Reckless Stunt Driving (O.C.G.A. § 40-6-390.1) is also a high and aggravated misdemeanor. A first conviction will result in a jail sentence of 10 days – 6 months, plus a fine of $300 – $750. Subsequent convictions result in even steeper punishments, including possible vehicle forfeiture. You can read about those in my article here. Notably, even a first conviction will result in a license suspension.
In addition to these new statewide laws, cities are also cracking down on street racing-related offenses. In 2020, the City of Atlanta passed a local ordinance that bans being present at an illegal street race to actively participate in the event. Prohibited acts include:
- Riding in the car as a passenger,
- Assisting organizers in carrying out or organizing the event,
- Exchanging money or anything of value with a driver, car owner, or another participant in connection with the event.
Violators can face a jail term of up to 6 months and a minimum fine of $1,000.
Early versions of this local ordinance suggested criminalizing merely being a bystander at drag racing events. Several news outlets ran this story, which created confusion about what the new ordinance actually prohibits. However, in the final version of the ordinance, mere bystanders, passersby, or observers are not deemed to be participants for purposes of this city ordinance.
In addition to the new laws, police agencies are also stepping up their enforcement of street racing-related offenses.
Departments around the state are conducting frequent multi-agency sting operations, like this one in Gwinnett County that resulted in more than 80 arrests.
They also use advanced tools such as air units (including helicopters and drones) to detect and surveil drag racing events.
Finally, police are using social media as an investigative tool. Last summer, police around Metro Atlanta arrested four individuals they claim were involved in organizing street races. These cases are still pending, so not all the facts have been released. However, it appears that the police relied on social media as an investigative tool. Remember, what you post online is not private, and it can be used against you.
Of course, these individuals are innocent until proven guilty, so it’s important not to assume that the police have the right people or that the individuals arrested committed a crime.
If you are charged with a street racing-related offense, call me today.
Because of the statewide crackdown against these offenses, prosecutors and judges are taking these charges very seriously.
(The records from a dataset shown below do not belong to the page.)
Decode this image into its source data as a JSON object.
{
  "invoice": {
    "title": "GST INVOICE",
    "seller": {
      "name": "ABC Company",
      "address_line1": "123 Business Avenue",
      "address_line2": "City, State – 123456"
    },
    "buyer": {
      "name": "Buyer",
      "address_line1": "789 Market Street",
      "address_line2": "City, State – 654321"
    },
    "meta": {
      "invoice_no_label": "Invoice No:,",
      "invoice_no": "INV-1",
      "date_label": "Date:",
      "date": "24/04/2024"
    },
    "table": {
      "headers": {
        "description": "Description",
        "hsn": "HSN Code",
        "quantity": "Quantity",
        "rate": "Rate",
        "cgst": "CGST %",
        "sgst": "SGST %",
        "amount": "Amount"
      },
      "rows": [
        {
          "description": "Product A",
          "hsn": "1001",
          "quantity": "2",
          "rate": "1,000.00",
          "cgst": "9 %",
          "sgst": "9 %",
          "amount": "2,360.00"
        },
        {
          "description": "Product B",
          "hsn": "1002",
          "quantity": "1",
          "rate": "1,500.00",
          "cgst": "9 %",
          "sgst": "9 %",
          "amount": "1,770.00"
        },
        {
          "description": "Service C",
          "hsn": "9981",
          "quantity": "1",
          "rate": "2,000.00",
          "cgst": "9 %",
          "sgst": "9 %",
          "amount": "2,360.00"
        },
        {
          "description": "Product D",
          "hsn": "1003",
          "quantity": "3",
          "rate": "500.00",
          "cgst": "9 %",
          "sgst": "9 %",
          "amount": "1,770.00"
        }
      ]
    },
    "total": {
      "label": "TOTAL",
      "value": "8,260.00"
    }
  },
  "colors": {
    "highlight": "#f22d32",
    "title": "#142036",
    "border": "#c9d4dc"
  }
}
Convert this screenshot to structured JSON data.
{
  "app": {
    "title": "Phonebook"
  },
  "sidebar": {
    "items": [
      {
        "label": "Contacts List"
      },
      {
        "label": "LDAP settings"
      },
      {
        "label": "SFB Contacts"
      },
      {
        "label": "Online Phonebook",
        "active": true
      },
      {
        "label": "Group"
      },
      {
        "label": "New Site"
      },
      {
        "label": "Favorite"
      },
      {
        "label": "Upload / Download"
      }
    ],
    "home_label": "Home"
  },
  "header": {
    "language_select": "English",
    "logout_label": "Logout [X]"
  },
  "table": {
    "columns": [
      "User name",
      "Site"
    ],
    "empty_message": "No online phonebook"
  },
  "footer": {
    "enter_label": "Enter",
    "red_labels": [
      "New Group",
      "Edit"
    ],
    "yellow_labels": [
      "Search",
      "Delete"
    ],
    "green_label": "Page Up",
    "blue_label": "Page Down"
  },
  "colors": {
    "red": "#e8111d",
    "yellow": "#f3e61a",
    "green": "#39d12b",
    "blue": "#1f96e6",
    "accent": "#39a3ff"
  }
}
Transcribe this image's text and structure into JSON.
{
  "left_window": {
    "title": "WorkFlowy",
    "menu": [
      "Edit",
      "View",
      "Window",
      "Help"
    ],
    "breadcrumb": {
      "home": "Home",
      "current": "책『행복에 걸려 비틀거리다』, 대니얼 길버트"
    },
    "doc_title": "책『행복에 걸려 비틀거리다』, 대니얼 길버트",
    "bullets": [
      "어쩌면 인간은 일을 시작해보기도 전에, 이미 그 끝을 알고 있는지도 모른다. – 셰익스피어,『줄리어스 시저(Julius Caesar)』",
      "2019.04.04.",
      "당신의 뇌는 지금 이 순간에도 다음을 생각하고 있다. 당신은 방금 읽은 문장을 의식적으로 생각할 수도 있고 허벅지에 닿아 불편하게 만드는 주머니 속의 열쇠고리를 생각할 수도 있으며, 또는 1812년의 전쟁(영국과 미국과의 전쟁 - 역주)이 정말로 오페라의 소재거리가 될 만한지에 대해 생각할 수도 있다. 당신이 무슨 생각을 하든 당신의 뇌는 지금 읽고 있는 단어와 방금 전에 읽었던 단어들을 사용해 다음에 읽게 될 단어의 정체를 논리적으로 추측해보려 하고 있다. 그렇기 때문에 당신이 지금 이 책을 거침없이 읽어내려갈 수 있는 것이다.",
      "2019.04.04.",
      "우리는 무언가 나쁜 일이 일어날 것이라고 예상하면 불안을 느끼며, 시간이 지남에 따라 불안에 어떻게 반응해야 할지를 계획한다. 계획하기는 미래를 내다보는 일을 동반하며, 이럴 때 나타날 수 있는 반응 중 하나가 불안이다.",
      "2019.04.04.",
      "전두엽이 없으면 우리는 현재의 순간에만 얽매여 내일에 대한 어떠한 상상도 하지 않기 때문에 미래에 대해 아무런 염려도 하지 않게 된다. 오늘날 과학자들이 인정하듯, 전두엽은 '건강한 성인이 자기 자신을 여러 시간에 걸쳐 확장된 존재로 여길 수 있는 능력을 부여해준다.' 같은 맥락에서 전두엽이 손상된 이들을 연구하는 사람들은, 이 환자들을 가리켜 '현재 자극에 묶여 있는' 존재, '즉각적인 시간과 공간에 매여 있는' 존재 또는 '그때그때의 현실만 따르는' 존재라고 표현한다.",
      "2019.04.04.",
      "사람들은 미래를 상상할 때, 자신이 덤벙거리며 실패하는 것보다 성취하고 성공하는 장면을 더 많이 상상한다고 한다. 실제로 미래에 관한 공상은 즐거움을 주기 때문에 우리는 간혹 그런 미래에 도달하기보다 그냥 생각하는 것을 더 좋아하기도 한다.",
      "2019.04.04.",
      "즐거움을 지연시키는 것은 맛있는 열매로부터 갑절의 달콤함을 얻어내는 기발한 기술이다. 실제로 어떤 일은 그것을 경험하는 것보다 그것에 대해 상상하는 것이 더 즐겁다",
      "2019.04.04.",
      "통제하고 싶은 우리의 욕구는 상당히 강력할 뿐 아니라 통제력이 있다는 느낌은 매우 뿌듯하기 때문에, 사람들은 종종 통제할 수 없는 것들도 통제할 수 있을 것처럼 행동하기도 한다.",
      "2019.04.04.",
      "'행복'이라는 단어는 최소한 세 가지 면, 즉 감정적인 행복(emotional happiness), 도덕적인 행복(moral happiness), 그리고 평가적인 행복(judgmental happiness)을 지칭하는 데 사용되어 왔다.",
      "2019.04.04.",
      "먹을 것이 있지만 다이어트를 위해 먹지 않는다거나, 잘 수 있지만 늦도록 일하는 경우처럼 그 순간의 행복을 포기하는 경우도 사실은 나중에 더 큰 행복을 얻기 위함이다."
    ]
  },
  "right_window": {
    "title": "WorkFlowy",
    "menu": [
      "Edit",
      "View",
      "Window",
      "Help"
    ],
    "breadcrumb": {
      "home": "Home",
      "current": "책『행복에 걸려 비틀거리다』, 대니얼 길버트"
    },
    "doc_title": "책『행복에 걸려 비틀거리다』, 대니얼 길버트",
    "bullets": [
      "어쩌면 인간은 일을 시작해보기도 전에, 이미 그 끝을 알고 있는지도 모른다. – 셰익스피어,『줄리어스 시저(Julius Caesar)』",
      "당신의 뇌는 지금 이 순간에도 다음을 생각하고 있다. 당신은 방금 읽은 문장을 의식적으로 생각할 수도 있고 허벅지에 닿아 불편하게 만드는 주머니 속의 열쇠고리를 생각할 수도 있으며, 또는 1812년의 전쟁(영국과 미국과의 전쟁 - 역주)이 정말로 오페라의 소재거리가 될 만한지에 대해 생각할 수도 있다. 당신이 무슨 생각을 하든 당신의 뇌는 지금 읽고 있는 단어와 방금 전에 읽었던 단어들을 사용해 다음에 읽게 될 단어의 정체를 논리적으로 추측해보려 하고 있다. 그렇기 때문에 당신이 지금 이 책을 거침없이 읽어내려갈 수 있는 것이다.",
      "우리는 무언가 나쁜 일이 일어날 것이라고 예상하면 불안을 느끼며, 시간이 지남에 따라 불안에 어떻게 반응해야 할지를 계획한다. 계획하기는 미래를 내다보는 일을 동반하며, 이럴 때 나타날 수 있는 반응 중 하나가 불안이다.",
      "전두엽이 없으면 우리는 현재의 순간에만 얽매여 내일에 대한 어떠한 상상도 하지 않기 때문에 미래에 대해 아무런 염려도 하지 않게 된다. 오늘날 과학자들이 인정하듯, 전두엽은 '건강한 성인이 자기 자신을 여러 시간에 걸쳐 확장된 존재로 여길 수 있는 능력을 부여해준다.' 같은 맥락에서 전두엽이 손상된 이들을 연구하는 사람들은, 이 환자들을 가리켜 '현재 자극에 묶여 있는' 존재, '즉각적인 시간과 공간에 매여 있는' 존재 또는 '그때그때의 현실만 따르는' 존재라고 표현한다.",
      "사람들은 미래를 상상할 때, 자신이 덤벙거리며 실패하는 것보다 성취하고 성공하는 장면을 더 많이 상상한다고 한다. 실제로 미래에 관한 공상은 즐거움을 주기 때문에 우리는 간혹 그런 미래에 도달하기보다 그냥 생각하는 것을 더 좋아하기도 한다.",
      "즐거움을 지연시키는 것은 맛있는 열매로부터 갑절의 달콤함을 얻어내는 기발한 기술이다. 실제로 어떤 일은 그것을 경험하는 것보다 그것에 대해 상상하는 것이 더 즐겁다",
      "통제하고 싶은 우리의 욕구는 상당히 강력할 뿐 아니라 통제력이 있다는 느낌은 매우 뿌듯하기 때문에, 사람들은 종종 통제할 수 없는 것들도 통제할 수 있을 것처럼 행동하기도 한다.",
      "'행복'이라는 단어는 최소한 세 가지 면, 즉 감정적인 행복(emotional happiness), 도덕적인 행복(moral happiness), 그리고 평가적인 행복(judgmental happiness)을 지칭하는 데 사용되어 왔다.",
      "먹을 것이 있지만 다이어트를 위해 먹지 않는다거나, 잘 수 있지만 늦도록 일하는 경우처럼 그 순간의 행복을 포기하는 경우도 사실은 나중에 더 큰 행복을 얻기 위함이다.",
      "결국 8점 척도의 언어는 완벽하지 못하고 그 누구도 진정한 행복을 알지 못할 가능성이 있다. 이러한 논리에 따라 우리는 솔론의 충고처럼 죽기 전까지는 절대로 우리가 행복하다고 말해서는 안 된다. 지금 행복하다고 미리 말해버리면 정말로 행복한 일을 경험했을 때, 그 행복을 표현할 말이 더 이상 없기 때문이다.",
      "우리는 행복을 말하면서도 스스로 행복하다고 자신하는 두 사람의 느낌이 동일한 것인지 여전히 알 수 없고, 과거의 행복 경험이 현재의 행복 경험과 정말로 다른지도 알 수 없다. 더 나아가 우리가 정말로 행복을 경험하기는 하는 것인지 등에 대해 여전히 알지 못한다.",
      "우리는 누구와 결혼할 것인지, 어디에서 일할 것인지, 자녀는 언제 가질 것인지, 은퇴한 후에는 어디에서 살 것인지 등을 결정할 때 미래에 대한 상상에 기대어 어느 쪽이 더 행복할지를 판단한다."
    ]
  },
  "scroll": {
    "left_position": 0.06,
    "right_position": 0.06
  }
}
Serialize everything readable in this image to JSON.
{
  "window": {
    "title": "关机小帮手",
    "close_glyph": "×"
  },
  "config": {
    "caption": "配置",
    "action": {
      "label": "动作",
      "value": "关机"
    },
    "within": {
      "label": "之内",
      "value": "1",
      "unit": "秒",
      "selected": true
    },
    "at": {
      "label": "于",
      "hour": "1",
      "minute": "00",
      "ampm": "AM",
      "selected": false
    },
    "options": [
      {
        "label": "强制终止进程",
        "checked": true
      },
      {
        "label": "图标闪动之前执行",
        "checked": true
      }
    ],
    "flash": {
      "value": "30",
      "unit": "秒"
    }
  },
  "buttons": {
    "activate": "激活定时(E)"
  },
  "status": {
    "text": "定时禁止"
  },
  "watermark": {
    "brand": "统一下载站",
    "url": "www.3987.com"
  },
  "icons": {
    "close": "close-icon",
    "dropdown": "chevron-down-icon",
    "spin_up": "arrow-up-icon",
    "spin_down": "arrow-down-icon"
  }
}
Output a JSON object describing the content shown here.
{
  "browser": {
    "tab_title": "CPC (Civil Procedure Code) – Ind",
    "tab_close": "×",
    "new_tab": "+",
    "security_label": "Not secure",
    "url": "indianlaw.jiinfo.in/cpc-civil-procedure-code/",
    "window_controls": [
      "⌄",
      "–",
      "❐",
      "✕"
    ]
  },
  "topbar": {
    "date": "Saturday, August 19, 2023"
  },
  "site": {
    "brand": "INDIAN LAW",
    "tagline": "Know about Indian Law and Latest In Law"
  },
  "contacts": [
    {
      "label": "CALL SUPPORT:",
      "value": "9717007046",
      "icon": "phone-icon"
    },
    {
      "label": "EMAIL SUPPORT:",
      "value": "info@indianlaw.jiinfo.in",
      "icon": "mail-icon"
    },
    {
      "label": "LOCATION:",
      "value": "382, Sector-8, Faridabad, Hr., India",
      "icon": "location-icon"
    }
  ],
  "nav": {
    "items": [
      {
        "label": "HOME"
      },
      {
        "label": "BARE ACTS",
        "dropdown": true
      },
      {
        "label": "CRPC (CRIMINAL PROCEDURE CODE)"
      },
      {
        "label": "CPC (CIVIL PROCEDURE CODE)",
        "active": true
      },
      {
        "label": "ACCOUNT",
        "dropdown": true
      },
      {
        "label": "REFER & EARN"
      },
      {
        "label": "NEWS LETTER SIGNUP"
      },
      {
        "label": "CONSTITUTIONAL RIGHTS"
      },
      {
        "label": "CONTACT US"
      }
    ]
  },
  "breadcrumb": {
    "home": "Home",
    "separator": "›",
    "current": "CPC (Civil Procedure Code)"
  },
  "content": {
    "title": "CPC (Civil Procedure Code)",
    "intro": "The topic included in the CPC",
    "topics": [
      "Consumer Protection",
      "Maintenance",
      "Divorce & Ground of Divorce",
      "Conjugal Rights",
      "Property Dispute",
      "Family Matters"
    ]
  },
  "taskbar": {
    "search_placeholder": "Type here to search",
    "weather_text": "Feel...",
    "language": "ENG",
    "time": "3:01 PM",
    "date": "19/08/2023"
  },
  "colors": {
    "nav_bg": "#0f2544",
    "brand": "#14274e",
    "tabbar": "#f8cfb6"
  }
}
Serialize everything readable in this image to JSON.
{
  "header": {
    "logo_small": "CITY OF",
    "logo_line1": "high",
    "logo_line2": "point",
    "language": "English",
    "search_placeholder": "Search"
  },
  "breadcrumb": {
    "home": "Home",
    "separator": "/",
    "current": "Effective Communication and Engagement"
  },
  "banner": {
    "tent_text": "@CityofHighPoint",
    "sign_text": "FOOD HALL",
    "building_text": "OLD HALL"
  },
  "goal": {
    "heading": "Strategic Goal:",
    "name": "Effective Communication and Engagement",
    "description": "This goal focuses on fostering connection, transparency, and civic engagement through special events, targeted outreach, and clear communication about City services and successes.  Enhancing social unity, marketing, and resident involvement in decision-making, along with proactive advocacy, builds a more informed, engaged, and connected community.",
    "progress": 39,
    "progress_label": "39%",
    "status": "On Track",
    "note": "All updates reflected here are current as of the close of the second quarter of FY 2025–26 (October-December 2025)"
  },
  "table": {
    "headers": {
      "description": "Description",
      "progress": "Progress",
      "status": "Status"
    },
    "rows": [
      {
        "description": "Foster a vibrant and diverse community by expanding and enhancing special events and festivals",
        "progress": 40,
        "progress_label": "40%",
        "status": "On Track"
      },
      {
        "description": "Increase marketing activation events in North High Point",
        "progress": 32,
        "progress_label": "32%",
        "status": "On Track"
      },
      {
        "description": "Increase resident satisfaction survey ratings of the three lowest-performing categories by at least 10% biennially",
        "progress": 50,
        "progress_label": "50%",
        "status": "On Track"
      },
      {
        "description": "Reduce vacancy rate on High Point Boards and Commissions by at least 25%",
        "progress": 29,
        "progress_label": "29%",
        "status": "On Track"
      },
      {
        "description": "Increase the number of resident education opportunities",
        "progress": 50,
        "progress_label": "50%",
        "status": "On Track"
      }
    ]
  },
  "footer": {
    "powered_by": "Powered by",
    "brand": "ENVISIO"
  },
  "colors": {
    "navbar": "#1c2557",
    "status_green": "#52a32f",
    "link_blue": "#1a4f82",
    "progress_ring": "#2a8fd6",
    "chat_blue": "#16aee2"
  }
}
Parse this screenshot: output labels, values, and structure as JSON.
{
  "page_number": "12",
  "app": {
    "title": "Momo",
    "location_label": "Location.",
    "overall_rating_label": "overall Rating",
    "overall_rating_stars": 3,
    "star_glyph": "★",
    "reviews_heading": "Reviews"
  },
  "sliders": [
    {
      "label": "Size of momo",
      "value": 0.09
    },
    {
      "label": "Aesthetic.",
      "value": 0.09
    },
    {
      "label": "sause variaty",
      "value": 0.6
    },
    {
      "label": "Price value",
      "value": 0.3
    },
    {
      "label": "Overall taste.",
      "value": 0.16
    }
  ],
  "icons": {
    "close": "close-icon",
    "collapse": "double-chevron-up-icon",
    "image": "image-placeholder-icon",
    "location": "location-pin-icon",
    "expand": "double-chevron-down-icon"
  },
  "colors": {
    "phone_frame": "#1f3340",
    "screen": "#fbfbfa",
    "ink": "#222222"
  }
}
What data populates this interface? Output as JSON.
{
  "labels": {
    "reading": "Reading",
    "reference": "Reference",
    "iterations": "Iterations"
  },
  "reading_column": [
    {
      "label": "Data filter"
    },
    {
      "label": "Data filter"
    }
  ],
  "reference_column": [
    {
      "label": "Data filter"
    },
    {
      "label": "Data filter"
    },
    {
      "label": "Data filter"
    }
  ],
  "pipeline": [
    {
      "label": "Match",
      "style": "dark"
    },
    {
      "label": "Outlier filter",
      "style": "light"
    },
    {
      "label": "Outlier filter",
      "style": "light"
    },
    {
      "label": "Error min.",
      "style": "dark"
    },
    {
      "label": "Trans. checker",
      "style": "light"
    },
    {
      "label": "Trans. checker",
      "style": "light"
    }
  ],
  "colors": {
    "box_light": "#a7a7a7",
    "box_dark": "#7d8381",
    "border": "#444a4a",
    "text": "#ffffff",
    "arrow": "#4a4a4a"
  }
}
Five years ago, if you pled out to a racing charge, you would probably be looking at a fine. Now, jail time is a serious possibility. But you shouldn’t panic. These cases are winnable. As your Georgia Criminal Defense Lawyer, I search for every possible defense. I use every negotiation tactic in my toolbox to ensure that you get the best possible outcome in your case.